PROBLEM DETAILS: In the material below, find all lines with the string "label" and copy them.

RAW DATA:
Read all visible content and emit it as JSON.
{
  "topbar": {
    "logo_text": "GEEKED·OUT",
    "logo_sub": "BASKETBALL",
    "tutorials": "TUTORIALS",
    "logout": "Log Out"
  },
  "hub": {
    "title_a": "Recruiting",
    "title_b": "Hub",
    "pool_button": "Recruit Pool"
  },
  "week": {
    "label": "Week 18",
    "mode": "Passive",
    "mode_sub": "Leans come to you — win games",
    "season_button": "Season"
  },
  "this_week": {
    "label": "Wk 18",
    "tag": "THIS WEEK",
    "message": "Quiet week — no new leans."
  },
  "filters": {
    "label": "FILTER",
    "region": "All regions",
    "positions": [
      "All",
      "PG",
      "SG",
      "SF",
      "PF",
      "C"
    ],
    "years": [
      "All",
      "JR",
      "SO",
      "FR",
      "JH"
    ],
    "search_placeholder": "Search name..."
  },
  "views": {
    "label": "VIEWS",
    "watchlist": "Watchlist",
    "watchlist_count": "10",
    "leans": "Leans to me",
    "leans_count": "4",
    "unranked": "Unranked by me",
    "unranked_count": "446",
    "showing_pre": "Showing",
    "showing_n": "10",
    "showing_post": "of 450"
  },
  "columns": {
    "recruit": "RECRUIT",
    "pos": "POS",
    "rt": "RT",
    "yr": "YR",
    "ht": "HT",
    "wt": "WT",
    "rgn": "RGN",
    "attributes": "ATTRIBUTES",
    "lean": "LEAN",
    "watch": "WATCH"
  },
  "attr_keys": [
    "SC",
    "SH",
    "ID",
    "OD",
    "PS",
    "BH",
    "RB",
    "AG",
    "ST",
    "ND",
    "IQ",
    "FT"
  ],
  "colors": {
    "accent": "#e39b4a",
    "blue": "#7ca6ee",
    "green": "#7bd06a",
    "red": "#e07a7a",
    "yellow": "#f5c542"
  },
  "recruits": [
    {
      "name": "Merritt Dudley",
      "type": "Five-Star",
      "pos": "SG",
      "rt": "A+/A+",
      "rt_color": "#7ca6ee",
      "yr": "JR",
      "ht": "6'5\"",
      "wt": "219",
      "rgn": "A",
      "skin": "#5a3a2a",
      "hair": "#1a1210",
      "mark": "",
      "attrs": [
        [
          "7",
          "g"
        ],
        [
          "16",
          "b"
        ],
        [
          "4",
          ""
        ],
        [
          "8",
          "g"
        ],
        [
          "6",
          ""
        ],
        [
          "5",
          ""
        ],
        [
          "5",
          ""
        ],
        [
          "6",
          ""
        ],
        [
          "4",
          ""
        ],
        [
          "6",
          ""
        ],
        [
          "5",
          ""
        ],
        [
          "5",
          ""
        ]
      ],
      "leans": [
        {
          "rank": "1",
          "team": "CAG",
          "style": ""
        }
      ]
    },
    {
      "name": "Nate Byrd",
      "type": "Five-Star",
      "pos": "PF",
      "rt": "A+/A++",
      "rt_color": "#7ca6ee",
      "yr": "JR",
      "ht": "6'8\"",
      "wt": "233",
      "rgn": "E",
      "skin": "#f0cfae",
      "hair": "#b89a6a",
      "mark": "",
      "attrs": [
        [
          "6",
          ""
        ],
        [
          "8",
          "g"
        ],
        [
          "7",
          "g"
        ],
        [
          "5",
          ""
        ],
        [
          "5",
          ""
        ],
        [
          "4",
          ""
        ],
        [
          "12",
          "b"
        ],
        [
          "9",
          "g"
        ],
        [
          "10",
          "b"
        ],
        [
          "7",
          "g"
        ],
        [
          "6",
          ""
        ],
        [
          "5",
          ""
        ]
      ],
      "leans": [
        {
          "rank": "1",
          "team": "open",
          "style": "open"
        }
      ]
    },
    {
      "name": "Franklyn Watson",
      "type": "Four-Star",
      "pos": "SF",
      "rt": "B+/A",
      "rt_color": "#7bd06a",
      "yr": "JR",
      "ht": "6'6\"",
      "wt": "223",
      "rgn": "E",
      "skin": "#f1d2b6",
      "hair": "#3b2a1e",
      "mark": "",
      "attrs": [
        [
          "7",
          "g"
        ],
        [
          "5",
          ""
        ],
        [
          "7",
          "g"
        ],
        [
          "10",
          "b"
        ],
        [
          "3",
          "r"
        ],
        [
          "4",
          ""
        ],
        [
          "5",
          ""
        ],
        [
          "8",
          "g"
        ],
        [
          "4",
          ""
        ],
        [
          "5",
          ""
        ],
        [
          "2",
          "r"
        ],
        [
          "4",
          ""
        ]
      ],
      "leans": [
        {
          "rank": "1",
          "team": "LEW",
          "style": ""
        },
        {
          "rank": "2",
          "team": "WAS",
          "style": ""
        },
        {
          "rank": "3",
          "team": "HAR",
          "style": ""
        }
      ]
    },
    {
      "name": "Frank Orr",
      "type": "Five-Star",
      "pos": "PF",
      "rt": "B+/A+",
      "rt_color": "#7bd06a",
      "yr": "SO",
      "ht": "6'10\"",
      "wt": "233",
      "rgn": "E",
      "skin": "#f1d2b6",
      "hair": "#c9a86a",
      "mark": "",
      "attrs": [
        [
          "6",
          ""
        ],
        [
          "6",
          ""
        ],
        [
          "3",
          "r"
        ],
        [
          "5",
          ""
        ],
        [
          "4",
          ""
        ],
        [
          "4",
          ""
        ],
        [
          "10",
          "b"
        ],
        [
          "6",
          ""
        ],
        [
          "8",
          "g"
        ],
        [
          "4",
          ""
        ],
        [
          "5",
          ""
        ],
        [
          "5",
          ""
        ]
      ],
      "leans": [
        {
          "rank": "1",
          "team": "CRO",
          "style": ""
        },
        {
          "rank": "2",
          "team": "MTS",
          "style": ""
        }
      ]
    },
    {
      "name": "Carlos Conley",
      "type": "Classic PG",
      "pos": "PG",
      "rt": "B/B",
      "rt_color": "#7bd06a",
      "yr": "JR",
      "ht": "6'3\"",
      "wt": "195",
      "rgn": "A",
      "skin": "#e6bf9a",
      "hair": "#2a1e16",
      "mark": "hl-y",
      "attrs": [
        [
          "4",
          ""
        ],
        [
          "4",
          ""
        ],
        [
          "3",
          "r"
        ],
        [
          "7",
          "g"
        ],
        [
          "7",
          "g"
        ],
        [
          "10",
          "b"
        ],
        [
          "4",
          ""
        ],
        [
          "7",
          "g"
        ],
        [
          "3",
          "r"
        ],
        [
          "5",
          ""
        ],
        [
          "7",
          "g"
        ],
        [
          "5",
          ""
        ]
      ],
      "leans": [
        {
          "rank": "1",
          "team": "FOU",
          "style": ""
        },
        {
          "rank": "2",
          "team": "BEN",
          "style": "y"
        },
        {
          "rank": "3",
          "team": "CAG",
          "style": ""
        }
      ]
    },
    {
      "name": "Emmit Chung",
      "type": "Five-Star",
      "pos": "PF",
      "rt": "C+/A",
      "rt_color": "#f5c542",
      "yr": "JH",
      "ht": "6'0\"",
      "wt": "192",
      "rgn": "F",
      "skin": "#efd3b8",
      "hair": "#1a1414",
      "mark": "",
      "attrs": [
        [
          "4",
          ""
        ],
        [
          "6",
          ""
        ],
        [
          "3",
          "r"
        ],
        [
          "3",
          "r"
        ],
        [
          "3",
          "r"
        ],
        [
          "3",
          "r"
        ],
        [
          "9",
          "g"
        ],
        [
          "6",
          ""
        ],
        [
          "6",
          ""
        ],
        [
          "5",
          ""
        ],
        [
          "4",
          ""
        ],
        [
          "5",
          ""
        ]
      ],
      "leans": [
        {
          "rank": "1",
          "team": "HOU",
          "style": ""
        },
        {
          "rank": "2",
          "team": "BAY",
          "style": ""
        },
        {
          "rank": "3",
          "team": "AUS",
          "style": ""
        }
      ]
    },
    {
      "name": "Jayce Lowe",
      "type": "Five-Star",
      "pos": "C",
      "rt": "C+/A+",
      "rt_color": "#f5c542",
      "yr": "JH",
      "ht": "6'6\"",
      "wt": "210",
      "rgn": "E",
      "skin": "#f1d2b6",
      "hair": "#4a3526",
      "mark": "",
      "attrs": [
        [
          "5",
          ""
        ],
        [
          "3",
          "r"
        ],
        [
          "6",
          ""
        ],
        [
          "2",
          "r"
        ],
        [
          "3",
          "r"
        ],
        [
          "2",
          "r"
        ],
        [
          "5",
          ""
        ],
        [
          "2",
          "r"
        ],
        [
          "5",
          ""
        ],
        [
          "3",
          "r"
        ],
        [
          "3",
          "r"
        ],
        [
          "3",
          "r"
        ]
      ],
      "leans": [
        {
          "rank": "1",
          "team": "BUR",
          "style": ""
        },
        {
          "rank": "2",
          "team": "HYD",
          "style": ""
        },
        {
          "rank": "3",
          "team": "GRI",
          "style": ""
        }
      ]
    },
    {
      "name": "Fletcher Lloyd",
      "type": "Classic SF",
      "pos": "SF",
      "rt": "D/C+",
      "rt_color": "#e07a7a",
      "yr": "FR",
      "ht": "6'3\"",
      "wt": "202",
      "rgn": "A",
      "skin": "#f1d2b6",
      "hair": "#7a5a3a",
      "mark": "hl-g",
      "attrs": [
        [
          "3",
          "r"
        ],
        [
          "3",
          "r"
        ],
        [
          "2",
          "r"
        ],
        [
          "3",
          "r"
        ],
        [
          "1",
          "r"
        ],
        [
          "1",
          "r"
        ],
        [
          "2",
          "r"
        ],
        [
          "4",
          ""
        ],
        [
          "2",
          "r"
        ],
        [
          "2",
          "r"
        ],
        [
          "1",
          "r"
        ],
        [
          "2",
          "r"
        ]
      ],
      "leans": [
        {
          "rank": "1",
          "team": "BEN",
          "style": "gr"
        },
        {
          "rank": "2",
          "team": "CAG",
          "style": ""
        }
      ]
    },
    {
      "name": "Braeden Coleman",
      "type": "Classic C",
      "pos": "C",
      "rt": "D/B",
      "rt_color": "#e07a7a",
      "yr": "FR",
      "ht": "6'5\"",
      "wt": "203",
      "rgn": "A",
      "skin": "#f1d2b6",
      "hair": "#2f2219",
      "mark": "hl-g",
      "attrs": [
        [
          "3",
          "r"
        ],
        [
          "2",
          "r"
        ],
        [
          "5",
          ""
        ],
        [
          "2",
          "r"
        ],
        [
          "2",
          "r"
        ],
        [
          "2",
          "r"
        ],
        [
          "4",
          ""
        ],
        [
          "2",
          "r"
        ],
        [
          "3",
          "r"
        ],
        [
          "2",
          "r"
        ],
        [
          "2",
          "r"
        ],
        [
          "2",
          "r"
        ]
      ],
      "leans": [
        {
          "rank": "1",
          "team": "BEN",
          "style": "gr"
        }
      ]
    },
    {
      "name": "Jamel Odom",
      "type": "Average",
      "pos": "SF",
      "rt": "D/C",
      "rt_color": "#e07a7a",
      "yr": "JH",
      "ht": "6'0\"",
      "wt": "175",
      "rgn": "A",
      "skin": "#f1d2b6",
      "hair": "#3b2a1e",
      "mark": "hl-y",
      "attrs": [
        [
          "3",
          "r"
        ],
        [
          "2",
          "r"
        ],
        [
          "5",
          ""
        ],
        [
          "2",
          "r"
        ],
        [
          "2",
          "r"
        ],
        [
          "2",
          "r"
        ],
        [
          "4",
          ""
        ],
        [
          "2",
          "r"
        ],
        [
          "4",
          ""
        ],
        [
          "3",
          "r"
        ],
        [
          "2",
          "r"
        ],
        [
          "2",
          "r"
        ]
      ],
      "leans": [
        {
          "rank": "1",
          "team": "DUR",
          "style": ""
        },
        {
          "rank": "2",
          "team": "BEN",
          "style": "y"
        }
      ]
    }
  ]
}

RESULT FOR THIS TASK:
    "label": "Week 18",
    "label": "Wk 18",
    "label": "FILTER",
    "label": "VIEWS",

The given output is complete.